Artist: Lalah Hathaway
Song: We’re All In This Together
Ask her to describe her voice and she might say it feels like, sounds like, soul. But when it comes to defining the essence of music, itself, Lalah Hathaway can go on and on…
“Music is so textured and layered,” she says, “and it is an absolute entity in my life. It’s three-dimensional, it’s tangible, and when I die, I’ll say goodbye to it, just as I will to everyone standing around my bed.”
In the four years since she’s blessed the people with a set of songs, she’s been “working, writing music and living a very, simple life. Many people think that you’re just lounging between albums, but that time for me was about trying to find a place to land that will give you the opportunity to create something artful, something mindful,” Lalah notes.
Born to Donny Hathaway, one of the most influential soul artists of the seventies, and Eulaulah Hathaway, an accomplished musician in her own right, the Chicago native first put pen to paper, “with the music,” as a 10th grader. Later, as a student at Berklee College of Music, she recorded her self-titled debut in 1990, which spawned the hits “Baby Don’t Cry,” “Heaven Only Knows” and “I’m Coming Back.” She returned four years later with A Moment, followed by the much-lauded The Song Lives On, her duet album with Joe Sample in 1999, the same year she began growing her now-signature, cinnamon-hued ‘locs. By 2004, she’d deliver her fourth album, Outrun the Sky, garnering Hathaway her first number one single, the Rex Rideout-produced cover of Luther Vandross’ Forever, For Always, For Love, which was also featured on the critically-acclaimed Vandross tribute album of the same name.
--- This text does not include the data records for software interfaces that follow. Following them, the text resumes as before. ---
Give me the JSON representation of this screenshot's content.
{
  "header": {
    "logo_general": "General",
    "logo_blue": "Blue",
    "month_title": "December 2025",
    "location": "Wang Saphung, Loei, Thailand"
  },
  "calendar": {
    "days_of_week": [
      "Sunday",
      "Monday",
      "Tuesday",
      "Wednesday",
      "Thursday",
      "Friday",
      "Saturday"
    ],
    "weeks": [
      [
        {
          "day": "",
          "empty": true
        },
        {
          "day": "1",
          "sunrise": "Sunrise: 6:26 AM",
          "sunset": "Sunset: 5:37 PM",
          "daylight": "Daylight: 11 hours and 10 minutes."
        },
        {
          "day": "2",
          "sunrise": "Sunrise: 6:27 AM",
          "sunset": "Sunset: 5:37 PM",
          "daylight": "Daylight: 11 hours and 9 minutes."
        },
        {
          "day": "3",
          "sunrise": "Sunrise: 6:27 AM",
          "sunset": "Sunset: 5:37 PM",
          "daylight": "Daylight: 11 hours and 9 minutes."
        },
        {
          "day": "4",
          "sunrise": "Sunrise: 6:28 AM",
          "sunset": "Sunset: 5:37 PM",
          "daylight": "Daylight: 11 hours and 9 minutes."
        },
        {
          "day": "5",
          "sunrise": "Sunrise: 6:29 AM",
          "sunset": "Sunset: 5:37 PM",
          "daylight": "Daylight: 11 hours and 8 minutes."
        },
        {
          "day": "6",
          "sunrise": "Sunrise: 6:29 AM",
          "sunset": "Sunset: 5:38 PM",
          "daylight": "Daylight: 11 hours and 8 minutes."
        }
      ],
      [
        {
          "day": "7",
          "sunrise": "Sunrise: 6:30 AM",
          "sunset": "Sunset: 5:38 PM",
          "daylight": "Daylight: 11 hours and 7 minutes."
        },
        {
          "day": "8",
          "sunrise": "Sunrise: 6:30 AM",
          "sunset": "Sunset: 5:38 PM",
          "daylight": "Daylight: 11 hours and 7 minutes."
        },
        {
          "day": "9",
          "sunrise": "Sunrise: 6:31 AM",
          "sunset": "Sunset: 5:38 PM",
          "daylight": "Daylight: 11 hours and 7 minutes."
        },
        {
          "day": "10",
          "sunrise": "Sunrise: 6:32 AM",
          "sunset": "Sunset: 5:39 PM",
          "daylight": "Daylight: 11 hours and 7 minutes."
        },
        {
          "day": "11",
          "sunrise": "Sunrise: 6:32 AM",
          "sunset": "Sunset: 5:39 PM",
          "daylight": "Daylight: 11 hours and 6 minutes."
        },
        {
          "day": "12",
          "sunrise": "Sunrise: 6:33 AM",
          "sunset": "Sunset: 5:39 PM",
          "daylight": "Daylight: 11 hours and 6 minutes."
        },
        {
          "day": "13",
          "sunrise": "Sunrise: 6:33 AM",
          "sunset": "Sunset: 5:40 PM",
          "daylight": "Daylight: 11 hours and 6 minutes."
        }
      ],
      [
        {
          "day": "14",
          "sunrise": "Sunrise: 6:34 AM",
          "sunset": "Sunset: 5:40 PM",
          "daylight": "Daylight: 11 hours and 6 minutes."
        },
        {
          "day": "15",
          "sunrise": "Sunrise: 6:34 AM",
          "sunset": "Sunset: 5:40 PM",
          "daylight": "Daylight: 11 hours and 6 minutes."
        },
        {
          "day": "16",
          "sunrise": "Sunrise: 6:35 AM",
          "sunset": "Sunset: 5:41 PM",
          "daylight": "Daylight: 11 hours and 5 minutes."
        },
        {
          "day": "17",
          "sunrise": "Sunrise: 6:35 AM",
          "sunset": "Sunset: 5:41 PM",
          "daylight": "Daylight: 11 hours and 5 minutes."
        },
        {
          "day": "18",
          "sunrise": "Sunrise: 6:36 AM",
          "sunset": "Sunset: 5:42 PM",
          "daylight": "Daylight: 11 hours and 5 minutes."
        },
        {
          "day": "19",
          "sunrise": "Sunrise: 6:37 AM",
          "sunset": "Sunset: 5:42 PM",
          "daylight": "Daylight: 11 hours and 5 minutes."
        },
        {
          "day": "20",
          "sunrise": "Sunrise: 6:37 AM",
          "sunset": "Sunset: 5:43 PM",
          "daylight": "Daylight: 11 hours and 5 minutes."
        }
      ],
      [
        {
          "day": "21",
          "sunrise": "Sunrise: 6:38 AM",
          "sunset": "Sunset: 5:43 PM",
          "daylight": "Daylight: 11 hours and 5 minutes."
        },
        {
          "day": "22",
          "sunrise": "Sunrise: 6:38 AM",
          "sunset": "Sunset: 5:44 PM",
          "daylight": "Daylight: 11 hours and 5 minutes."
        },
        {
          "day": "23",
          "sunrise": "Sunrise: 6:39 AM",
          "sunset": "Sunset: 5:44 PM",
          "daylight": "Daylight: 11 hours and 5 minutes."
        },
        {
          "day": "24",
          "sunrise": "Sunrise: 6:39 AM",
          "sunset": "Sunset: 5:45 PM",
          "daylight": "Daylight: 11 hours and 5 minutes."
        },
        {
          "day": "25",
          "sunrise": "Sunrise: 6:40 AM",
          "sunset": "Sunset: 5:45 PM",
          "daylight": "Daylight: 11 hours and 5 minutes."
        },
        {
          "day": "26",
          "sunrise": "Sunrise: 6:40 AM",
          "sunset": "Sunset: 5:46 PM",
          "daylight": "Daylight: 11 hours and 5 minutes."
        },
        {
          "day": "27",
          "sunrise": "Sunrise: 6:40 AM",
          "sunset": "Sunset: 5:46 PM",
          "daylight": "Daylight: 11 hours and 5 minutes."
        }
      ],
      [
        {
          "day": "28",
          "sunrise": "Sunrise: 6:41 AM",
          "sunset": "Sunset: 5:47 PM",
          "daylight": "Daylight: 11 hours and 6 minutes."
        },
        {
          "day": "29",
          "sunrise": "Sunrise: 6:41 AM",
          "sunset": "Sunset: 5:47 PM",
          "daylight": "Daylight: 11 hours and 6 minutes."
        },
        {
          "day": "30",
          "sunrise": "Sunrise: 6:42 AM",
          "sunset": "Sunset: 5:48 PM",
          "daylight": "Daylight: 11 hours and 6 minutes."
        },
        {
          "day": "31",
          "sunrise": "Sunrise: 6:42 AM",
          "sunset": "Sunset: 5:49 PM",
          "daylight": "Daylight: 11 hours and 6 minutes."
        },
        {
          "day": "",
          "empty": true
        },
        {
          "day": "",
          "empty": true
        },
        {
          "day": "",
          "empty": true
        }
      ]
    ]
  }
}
Although she has created a space for herself, it’s not surprising that Hathaway remains connected to her late, great father and his classic sound. “I am his daughter,” she says, softly, “and that’s the truth of who I am, every day. When I was 15, and then, 20, I didn’t get why people were asking me how I felt about him and his music. But when I turned 25, I began to understand. Like my father, I want to leave a legacy of music that makes people really feel something, whether it be happiness, sadness, grief or heartache. I also want them to appreciate my humor which I know can be difficult to interpret in a song.
In the meantime and between album projects, Hathaway – who’s recorded collaborations with Marcus Miller, Meshell Ndegéocello and Mary J. Blige, among them – keeps her creativity nourished by taking to the global stage and contributing her voice to Daughters of Soul, a musical mélange founded by comrade, Sandra St. Victor, and featuring Nona Hendryx, Joyce Kennedy as well as Indira and Simone, daughters of Chaka Khan and Nina Simone, respectively.
So, how does she hope her latest offering will be received?
“I don’t necessarily want to fit into what’s happening now,” she says of today’s marketplace, “but I want to stand with it, doing my own thing. I would really love it if people need the record. I put a lot of myself into this album, so I hope people can hear me and understand who I am.”